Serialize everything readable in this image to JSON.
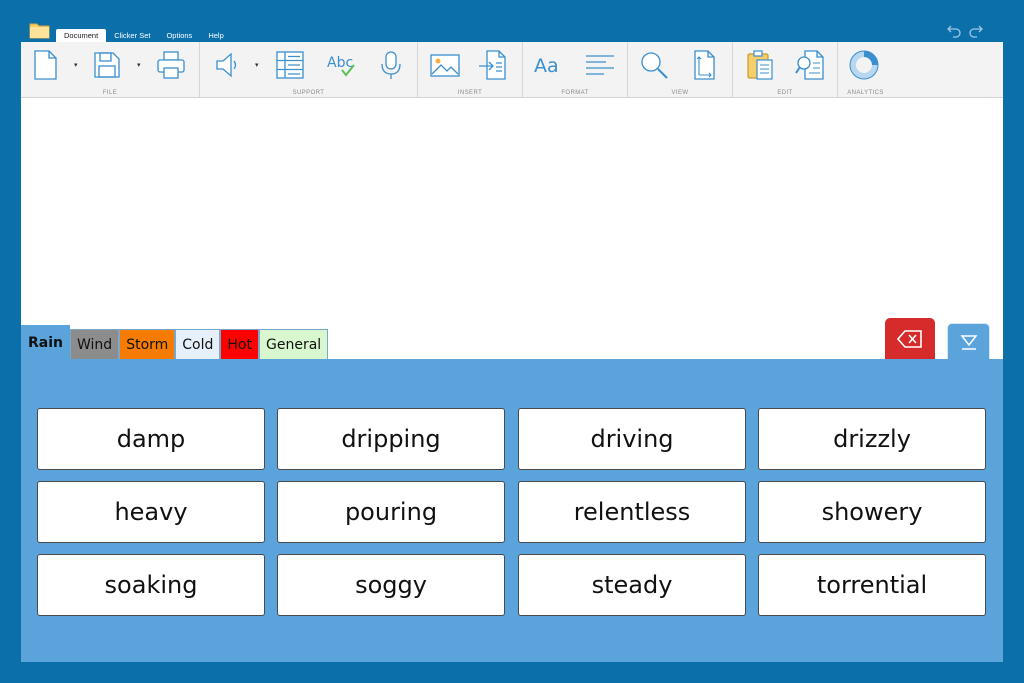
{
  "menu": {
    "tabs": [
      {
        "label": "Document",
        "active": true
      },
      {
        "label": "Clicker Set",
        "active": false
      },
      {
        "label": "Options",
        "active": false
      },
      {
        "label": "Help",
        "active": false
      }
    ]
  },
  "ribbon": {
    "groups": [
      {
        "label": "FILE"
      },
      {
        "label": "SUPPORT"
      },
      {
        "label": "INSERT"
      },
      {
        "label": "FORMAT"
      },
      {
        "label": "VIEW"
      },
      {
        "label": "EDIT"
      },
      {
        "label": "ANALYTICS"
      }
    ],
    "spell_text": "Abc",
    "format_text": "Aa"
  },
  "grid": {
    "tabs": [
      {
        "label": "Rain",
        "color": "#5aa4db"
      },
      {
        "label": "Wind",
        "color": "#8c8c8c"
      },
      {
        "label": "Storm",
        "color": "#f57c00"
      },
      {
        "label": "Cold",
        "color": "#e6f0fa"
      },
      {
        "label": "Hot",
        "color": "#ff0000"
      },
      {
        "label": "General",
        "color": "#d9f7cf"
      }
    ],
    "words": [
      [
        "damp",
        "dripping",
        "driving",
        "drizzly"
      ],
      [
        "heavy",
        "pouring",
        "relentless",
        "showery"
      ],
      [
        "soaking",
        "soggy",
        "steady",
        "torrential"
      ]
    ]
  },
  "colors": {
    "background": "#0b6fa9",
    "panel": "#5aa4db",
    "delete": "#d62b2b",
    "icon_blue": "#3a8fcf"
  }
}
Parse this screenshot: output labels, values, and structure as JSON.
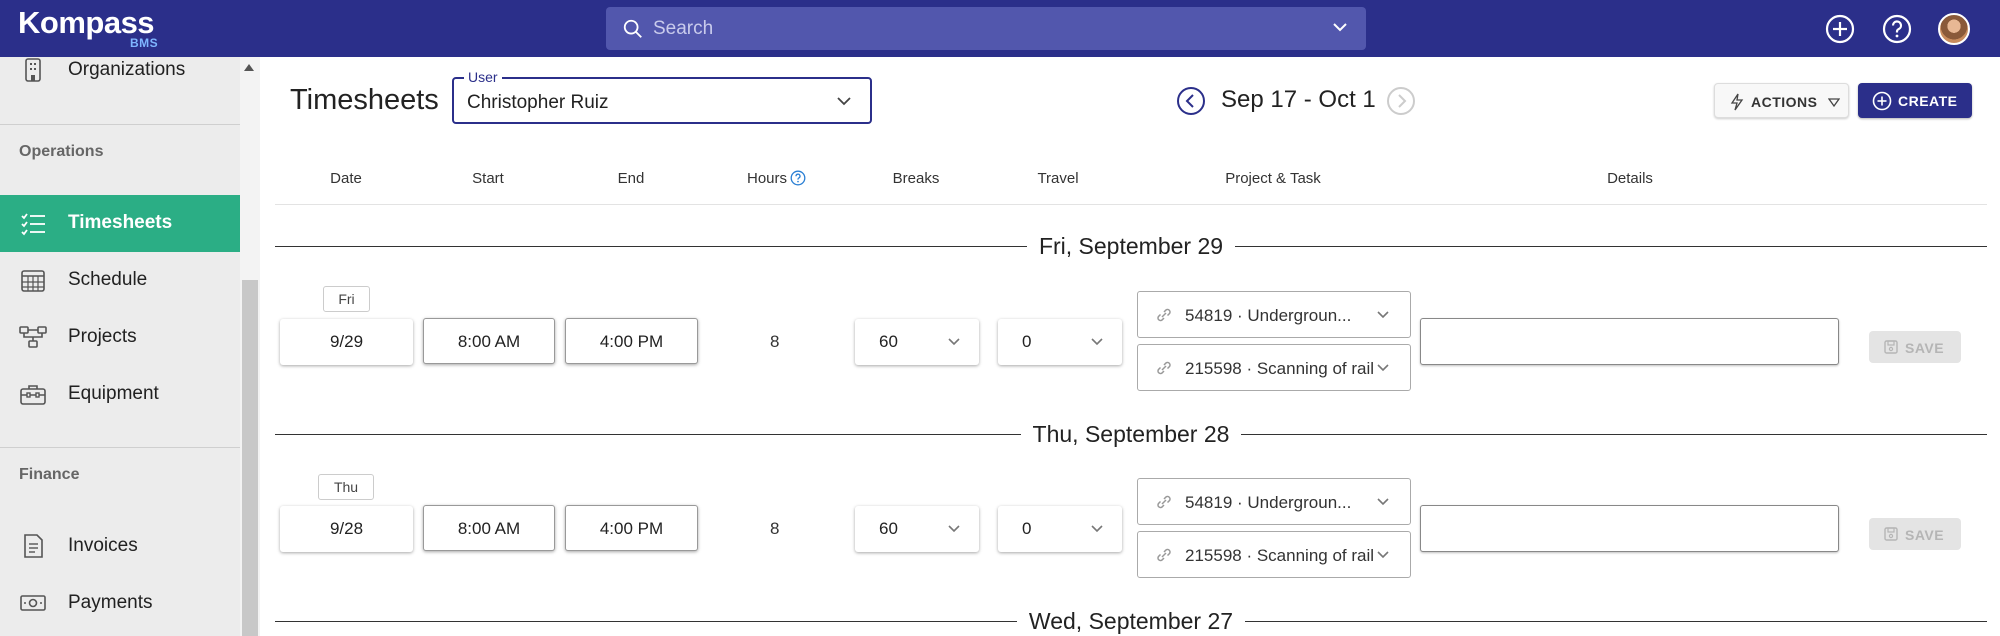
{
  "app": {
    "logo_name": "Kompass",
    "logo_sub": "BMS"
  },
  "search": {
    "placeholder": "Search"
  },
  "sidebar": {
    "items": [
      {
        "label": "Organizations",
        "icon": "building-icon"
      },
      {
        "label": "Timesheets",
        "icon": "checklist-icon",
        "active": true
      },
      {
        "label": "Schedule",
        "icon": "calendar-icon"
      },
      {
        "label": "Projects",
        "icon": "flowchart-icon"
      },
      {
        "label": "Equipment",
        "icon": "toolbox-icon"
      },
      {
        "label": "Invoices",
        "icon": "invoice-icon"
      },
      {
        "label": "Payments",
        "icon": "cash-icon"
      }
    ],
    "sections": {
      "operations": "Operations",
      "finance": "Finance"
    }
  },
  "header": {
    "title": "Timesheets",
    "user_label": "User",
    "user_value": "Christopher Ruiz",
    "date_range": "Sep 17 - Oct 1",
    "actions_label": "ACTIONS",
    "create_label": "CREATE"
  },
  "columns": [
    "Date",
    "Start",
    "End",
    "Hours",
    "Breaks",
    "Travel",
    "Project & Task",
    "Details"
  ],
  "days": [
    {
      "heading": "Fri, September 29",
      "weekday": "Fri",
      "date": "9/29",
      "start": "8:00 AM",
      "end": "4:00 PM",
      "hours": "8",
      "breaks": "60",
      "travel": "0",
      "project": "54819 · Undergroun...",
      "task": "215598 · Scanning of rail",
      "details": "",
      "save_label": "SAVE"
    },
    {
      "heading": "Thu, September 28",
      "weekday": "Thu",
      "date": "9/28",
      "start": "8:00 AM",
      "end": "4:00 PM",
      "hours": "8",
      "breaks": "60",
      "travel": "0",
      "project": "54819 · Undergroun...",
      "task": "215598 · Scanning of rail",
      "details": "",
      "save_label": "SAVE"
    },
    {
      "heading": "Wed, September 27"
    }
  ],
  "colors": {
    "primary": "#2b2f8a",
    "active": "#2bae85",
    "link": "#2a7fd4"
  }
}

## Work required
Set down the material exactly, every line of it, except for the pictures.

## Result
Serialize everything readable in this image to JSON.
{
  "menu": {
    "tabs": [
      {
        "label": "Document",
        "active": true
      },
      {
        "label": "Clicker Set",
        "active": false
      },
      {
        "label": "Options",
        "active": false
      },
      {
        "label": "Help",
        "active": false
      }
    ]
  },
  "ribbon": {
    "groups": [
      {
        "label": "FILE"
      },
      {
        "label": "SUPPORT"
      },
      {
        "label": "INSERT"
      },
      {
        "label": "FORMAT"
      },
      {
        "label": "VIEW"
      },
      {
        "label": "EDIT"
      },
      {
        "label": "ANALYTICS"
      }
    ],
    "spell_text": "Abc",
    "format_text": "Aa"
  },
  "grid": {
    "tabs": [
      {
        "label": "Rain",
        "color": "#5aa4db"
      },
      {
        "label": "Wind",
        "color": "#8c8c8c"
      },
      {
        "label": "Storm",
        "color": "#f57c00"
      },
      {
        "label": "Cold",
        "color": "#e6f0fa"
      },
      {
        "label": "Hot",
        "color": "#ff0000"
      },
      {
        "label": "General",
        "color": "#d9f7cf"
      }
    ],
    "words": [
      [
        "damp",
        "dripping",
        "driving",
        "drizzly"
      ],
      [
        "heavy",
        "pouring",
        "relentless",
        "showery"
      ],
      [
        "soaking",
        "soggy",
        "steady",
        "torrential"
      ]
    ]
  },
  "colors": {
    "background": "#0b6fa9",
    "panel": "#5aa4db",
    "delete": "#d62b2b",
    "icon_blue": "#3a8fcf"
  }
}
Parse this screenshot: output labels, values, and structure as JSON.
{
  "app": {
    "logo_name": "Kompass",
    "logo_sub": "BMS"
  },
  "search": {
    "placeholder": "Search"
  },
  "sidebar": {
    "items": [
      {
        "label": "Organizations",
        "icon": "building-icon"
      },
      {
        "label": "Timesheets",
        "icon": "checklist-icon",
        "active": true
      },
      {
        "label": "Schedule",
        "icon": "calendar-icon"
      },
      {
        "label": "Projects",
        "icon": "flowchart-icon"
      },
      {
        "label": "Equipment",
        "icon": "toolbox-icon"
      },
      {
        "label": "Invoices",
        "icon": "invoice-icon"
      },
      {
        "label": "Payments",
        "icon": "cash-icon"
      }
    ],
    "sections": {
      "operations": "Operations",
      "finance": "Finance"
    }
  },
  "header": {
    "title": "Timesheets",
    "user_label": "User",
    "user_value": "Christopher Ruiz",
    "date_range": "Sep 17 - Oct 1",
    "actions_label": "ACTIONS",
    "create_label": "CREATE"
  },
  "columns": [
    "Date",
    "Start",
    "End",
    "Hours",
    "Breaks",
    "Travel",
    "Project & Task",
    "Details"
  ],
  "days": [
    {
      "heading": "Fri, September 29",
      "weekday": "Fri",
      "date": "9/29",
      "start": "8:00 AM",
      "end": "4:00 PM",
      "hours": "8",
      "breaks": "60",
      "travel": "0",
      "project": "54819 · Undergroun...",
      "task": "215598 · Scanning of rail",
      "details": "",
      "save_label": "SAVE"
    },
    {
      "heading": "Thu, September 28",
      "weekday": "Thu",
      "date": "9/28",
      "start": "8:00 AM",
      "end": "4:00 PM",
      "hours": "8",
      "breaks": "60",
      "travel": "0",
      "project": "54819 · Undergroun...",
      "task": "215598 · Scanning of rail",
      "details": "",
      "save_label": "SAVE"
    },
    {
      "heading": "Wed, September 27"
    }
  ],
  "colors": {
    "primary": "#2b2f8a",
    "active": "#2bae85",
    "link": "#2a7fd4"
  }
}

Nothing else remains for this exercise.